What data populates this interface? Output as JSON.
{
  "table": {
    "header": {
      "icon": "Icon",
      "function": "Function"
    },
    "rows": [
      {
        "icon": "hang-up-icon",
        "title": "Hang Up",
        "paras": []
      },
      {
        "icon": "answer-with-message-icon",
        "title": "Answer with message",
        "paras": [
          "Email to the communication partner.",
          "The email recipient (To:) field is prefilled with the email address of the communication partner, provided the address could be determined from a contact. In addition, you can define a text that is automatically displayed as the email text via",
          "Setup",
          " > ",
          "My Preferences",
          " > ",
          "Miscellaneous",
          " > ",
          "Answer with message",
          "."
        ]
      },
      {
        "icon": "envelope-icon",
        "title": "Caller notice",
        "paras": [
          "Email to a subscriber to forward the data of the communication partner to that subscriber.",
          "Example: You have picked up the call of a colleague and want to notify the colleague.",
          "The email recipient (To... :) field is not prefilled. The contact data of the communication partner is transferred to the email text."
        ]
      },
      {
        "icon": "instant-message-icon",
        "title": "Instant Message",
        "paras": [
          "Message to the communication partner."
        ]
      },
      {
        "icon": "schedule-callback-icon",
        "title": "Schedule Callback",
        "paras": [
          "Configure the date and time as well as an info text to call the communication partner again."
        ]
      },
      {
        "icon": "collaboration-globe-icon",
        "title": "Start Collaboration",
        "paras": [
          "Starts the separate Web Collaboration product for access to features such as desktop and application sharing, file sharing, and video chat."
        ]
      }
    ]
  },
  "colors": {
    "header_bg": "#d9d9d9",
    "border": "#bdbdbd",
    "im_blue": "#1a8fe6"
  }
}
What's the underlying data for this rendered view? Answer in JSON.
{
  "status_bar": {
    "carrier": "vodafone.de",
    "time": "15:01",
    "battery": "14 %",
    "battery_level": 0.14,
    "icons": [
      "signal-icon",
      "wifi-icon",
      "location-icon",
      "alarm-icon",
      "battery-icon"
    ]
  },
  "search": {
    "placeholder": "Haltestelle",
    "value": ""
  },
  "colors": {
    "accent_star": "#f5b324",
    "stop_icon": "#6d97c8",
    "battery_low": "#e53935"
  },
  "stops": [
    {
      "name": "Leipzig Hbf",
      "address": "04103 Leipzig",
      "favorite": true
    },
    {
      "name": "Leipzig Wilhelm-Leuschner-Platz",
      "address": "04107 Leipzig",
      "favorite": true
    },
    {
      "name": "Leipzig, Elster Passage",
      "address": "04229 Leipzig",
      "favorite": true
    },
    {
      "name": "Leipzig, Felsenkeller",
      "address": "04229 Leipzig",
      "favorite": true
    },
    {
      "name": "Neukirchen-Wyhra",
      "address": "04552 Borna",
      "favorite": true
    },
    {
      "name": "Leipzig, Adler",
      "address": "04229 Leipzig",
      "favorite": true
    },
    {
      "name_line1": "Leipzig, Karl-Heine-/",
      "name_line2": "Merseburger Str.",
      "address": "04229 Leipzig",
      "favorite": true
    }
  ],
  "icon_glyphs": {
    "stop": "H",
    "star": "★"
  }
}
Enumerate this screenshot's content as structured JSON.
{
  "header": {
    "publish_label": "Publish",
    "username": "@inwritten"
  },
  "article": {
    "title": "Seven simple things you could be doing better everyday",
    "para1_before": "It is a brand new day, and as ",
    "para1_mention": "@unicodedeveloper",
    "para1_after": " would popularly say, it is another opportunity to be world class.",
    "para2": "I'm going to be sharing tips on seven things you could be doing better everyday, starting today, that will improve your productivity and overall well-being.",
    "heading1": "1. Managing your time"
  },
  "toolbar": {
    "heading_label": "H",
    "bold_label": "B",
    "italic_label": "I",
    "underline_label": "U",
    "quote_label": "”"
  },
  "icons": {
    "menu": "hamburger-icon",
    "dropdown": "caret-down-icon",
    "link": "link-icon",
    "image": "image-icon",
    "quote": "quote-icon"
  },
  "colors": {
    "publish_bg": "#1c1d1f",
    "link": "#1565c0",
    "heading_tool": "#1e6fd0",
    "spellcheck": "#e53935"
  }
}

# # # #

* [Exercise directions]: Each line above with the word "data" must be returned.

* [Solution to the exercise]:
What data populates this interface? Output as JSON.
          "Email to a subscriber to forward the data of the communication partner to that subscriber.",
          "The email recipient (To... :) field is not prefilled. The contact data of the communication partner is transferred to the email text."
What's the underlying data for this rendered view? Answer in JSON.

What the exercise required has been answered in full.